Segmentation analysis show the six groups Britons split into over their attitudes to the future
When you think of the future, does your mind conjure images of humanity’s sunny advancement or its grim decline?
A new partnership between YouGov and the V&A for the “The Future Starts Here” exhibition, examines how Britons feel about the future. The exhibition runs until early November before being taken on a global tour.
YouGov conducted research asking the public ten questions covering four categories: optimism vs pessimism; feelings of powerfulness vs powerlessness; technophobia vs technophilia; and disruption vs continuation (i.e. whether people think the future will be very different or much the same). Six distinct attitudinal groupings emerge which we examine below.
The exhibition brings together more than 100 objects to show how the path of humanity’s near future might be shaped. The objects are used to pose questions such as “what makes us human?”, “does democracy still work?” and “should the planet be a design project?”. YouGov will explore these issues and will release the findings over the course of the exhibition.
You can read more about the exhibition and buy tickets on the V&A website.
THE SIX GROUPS
Excluded Pessimists (21% of the general population)
Alone among the six groups, the Excluded Pessimists do not feel they have a good idea of who and what drives change in society. Half of this group also say they find it impossible to keep up with the pace of change. It seems no coincidence, therefore, that Excluded Pessimists are the group least likely to feel that people like them have the power to help shape the future.
Their outlook on society’s future is generally pessimistic. Two thirds expect UK society to be worse in 20 years’ time and the group has high levels of distrust for those with the most power to shape the future.
They are less negative about technology’s future: the majority consider technological progress to be a force for good.
Well-informed Worriers (13% of the general population)
Well-informed Worriers tend to be on top of what is going on in the world, with the vast majority saying they can keep up with the pace of change and have a good idea of who and what causes it.
However, they don’t like what they see and are the most pessimistic of all the groups. They are the joint most likely to think that UK society is going to get worse, the most distrustful of people in charge, and the most likely to think that communities will become less connected. They are also the group most likely to believe technological and social changes will have a negative impact on them personally over the next 20 years. The majority also feel that people like them don’t have the power to help influence the future.
Almost to a person they do not believe that there is a technological solution to all of humanity’s problems, although they are fairly agnostic on whether or not technological progress is a force for good or bad.
Insulated Stragglers (17% of the general population)
Insulated Stragglers are the oldest of the six groups (57% are aged 55+) and the most female (also 57%).
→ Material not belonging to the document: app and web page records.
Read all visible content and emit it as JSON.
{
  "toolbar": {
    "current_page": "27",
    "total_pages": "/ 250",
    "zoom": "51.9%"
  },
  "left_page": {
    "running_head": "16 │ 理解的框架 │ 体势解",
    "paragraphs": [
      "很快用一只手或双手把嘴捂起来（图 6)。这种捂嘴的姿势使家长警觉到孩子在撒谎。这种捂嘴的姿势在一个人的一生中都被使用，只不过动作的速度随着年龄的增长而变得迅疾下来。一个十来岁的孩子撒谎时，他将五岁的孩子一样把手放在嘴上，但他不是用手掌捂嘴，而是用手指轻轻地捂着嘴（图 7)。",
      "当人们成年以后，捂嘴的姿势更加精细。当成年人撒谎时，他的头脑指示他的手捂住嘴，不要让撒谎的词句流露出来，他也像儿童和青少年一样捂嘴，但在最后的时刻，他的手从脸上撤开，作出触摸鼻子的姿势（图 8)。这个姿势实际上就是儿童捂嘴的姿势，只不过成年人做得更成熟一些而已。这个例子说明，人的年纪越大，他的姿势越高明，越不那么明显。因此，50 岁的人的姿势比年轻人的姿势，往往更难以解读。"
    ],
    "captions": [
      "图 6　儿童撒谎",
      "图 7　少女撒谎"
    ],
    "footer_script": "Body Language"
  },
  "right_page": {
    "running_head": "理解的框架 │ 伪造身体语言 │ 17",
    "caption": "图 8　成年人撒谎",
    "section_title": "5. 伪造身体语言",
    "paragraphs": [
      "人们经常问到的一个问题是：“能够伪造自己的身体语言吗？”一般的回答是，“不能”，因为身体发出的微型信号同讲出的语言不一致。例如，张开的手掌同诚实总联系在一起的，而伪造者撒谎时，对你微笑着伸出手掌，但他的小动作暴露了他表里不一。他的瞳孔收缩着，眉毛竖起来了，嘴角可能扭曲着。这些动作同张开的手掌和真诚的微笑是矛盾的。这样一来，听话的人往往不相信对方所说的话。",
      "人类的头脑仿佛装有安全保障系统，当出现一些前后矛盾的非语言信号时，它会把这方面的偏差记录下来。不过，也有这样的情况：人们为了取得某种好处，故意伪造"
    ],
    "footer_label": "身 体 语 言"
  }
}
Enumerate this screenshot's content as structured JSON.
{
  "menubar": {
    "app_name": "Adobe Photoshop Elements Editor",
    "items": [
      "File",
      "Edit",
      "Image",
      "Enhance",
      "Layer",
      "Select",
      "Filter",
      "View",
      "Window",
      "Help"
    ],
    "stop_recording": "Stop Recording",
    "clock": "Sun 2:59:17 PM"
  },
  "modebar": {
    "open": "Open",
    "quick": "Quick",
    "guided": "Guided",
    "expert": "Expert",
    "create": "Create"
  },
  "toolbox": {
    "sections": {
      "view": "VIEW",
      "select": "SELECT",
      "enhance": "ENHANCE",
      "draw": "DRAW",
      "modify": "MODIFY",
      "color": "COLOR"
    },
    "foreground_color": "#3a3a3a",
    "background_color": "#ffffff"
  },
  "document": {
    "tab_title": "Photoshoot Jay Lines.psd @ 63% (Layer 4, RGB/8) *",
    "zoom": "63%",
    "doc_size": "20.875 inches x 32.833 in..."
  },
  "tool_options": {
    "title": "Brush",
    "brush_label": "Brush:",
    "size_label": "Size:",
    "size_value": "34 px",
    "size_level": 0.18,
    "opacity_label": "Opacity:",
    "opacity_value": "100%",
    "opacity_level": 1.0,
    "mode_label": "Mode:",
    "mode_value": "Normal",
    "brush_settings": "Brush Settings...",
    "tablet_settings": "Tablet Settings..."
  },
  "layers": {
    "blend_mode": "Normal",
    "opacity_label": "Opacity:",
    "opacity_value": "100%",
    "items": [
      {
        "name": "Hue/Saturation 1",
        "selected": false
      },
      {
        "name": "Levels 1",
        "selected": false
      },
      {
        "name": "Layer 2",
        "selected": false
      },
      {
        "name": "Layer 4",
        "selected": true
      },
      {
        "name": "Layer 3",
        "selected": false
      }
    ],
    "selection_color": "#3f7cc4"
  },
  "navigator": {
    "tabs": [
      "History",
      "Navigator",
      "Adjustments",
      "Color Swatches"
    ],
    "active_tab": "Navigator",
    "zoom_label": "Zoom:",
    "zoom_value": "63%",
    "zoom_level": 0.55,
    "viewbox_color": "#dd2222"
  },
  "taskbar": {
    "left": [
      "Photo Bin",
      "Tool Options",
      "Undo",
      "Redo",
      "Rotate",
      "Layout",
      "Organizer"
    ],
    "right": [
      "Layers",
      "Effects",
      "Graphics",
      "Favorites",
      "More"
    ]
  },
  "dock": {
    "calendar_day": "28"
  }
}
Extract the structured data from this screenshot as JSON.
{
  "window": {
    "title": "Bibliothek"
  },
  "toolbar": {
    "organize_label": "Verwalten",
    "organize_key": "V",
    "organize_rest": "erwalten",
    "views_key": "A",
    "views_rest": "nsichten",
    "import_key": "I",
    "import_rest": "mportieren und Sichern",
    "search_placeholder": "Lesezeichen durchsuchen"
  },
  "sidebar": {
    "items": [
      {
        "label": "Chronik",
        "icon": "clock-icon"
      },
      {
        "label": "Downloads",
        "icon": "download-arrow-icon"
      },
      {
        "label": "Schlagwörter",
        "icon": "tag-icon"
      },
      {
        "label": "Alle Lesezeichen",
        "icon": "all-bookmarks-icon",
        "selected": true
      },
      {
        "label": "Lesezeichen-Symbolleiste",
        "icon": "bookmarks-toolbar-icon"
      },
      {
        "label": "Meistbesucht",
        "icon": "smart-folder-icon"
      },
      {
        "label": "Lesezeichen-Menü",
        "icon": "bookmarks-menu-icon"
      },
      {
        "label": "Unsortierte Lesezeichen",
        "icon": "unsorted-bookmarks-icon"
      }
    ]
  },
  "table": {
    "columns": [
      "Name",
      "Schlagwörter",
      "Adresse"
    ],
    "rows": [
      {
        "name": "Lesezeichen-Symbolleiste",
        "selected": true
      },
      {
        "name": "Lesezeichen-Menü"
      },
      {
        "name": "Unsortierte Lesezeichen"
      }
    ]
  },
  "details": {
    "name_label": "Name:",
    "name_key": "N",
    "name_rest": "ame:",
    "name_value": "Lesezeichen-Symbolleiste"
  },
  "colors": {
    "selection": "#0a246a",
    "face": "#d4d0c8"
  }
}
While the majority feel they have a good idea of who and what drives change in society, they are also the group most likely to say that they find it impossible to keep up with the pace of this change.
While Insulated Stragglers tend to have a relatively pessimistic outlook – they overwhelmingly think UK society is going to get worse and have low levels of trust in those entities with the most power to shape the future – they are also the group most likely to feel like change over the next 20 years won’t have any impact on them personally.
All-round Optimists (22% of the general population)
The All-round Optimists is the most consistently positive of the six groups. They are the most likely to believe that technological progress is a force for good, that communities will become more connected in the near future and that changes over the next 20 years will have a positive impact on them personally. Similarly, only a minority believe that UK society will get worse over the next two decades.
They are also the most likely to feel they can keep up with the pace of change, and that they have a good idea of what and who drives change in society.
The only thing All-round Optimists are negative about is those in power. The majority distrust the people and organisations with the greatest ability to shape the future. Despite their overwhelmingly belief that technological progress is a force for good, they are highly sceptical that it can provide a solution to all of humanity’s problems.
Empowered Hopefuls (13% of the general population)
Empowered Hopefuls are the youngest of the six groups, with 42% being below the age of 35. They are the most optimistic about the future of society and are the most likely to feel that people such as themselves have the power to help shape the future. They are also the least distrustful of those entities that they believe have the most power to influence the future.
However, this group tends to be divided about technological issues. While few Empowered Hopefuls tend to think technology is actively a force for bad, they split over whether it can solve all of mankind’s problems. They are also divided over whether or not technological and social changes will make communities more or less connected.
Tech Disciples (14% of the general population)
The Tech Disciples group is male-dominated (62% are men). They are the most likely to believe that there is a technological solution to all of humanity’s problems and they consider technological progress to be a force for good. They also have the strongest early adopter tendencies.
They have high levels of awareness and empowerment, with the majority keeping up with change and they believe they have a good idea of what and who drives change in society. The majority also think that people like them have the power to shape the future.
Despite their optimistic view of technology, Tech Disciples are social pessimists: they are the joint most likely group to expect UK society to become worse over the next 20 years and have high levels of distrust of those with the most power to shape the future.
See a chart breakdown of how groups responded to each of the ten questions here